‘Methinks your virility is going to come back and bite you in the arse one of these days,’ Goeff said.” p.18

“Immediately her eyes fixed on a part of his naked body, which was displaying a powerful morning thickening, standing out like a flag-pole.” p.46

“And in that moment, they both realized that he had somehow landed betwixt her widespread thighs, and his favorite body part was planted smack dab up against his favorite woman’s part. And it was growing.” p.124

Seriously – the whole narrative has been like this. It hardly phases me to type it since I’ve been reading it for two days.

This is what I find intriguing though – the other novel, while in the same genre, didn’t have this crude sexuality throughout. Yes, when it came to the ‘sex scene’ it reached this sort of … intensity? But this whole novel has had this same type of sexuality throughout. It’s every page.

Caedmon’s penis is everywhere.

So now I feel like I’ve encountered two ends of the spectrum. A relatively tame narrative in A Highlander’s Homecoming and an out of control narrative in Viking in Love. The scale is, of course, able to be changed but for the moment – that is how I am going to view the sexuality in these books. It is almost as if Viking in Love needs no ‘sex scene’ – the pages are already ‘charged.’

Connecting to this idea of crude sexuality is the strange Free Indirect Discourse that occurs frequently within the novel. I spoke a lot about third-person limited in the Mayhue’s text. This isn’t written that way. Clearly, this third person narrator is … limited, but we don’t have so much access to any one character’s mind.

Until we get the Italics.

At first, I thought we were just hearing the internal voices of the two main characters. But that started to change when the words in Italics began to become … contemporary.

Look at the contrast:

“Mayhap I am getting the lung fever, too, if my tongue cannot control itself. Be still, tongue. Be still.” p.86

“And then the you-know what hit the medieval fan …” p.96

The first voice you hear is that of Caedmon – in italics, on the page. Whether I should call this free indirect discourse or just … discourse is up in the air. That is, it’s murky with the second voice (the second quote). That’s the voice that appears – in italics – of neither character.

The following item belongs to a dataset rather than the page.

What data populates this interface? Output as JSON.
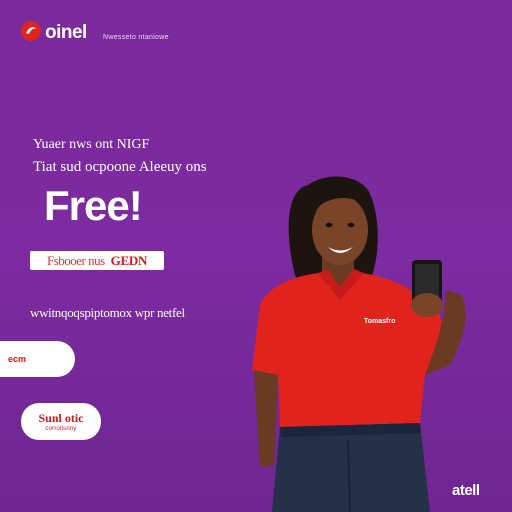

Is it the narrator?

But if it is the narrator – why is time suddenly crisscrossing (enter here the third point)? There are points in the narrative where the single narrative voice does use words such as ”Tis’ and so on – so why sudden colloquialisms?

Doesn’t this throw the reader off?

Or are we supposed to get a chuckle?

After all – this is far from the only example. It pervades the book to the point where I’m confused as to how many narrators there are. One who sees into the characters mind and writes in italics and another who just tells the story? Or are they one in the same?

Or … is it just bad writing? Someone trying to be … clever?

Which leads me to the Whats.

I’ll admit. At times, I did laugh a little reading. Not because it has a strange narrative, but there are funny moments. Well – funny in that I really can’t believe any of it is plausible. This also brings back that idea of convenience – another note I made in the previous books.

Convenience.

What?

It all goes together – things need to fit into place – ridiculous things need to happen. Five Viking Princesses just have to kill the husband of one and flee to Caedmon’s even though he’s only a distant relative. And, of course, the only virgin in the group and the only redhead, becomes the love interest. And of course, for some reason, Caedmons has to protect them … or kick them out – I’m not that far yet but I think you can guess what happens.

Already though, things are starting to repeat. You’ll see more of that in further posts but in terms of narrative – there’s coincidence, there’s narrative changes, there’s strange time lapses. I don’t know if this will all mean anything in the end – but it’s nice to have them listed – it’s becoming a way to understand how these books are written. A bit of a glimpse into the formula of a romance novel.

And before I go to bed – PALATE CLEANSER! CLICK ME!

Reference

Hill, Sandra. Viking in Love. New York: Avon Books, 2010.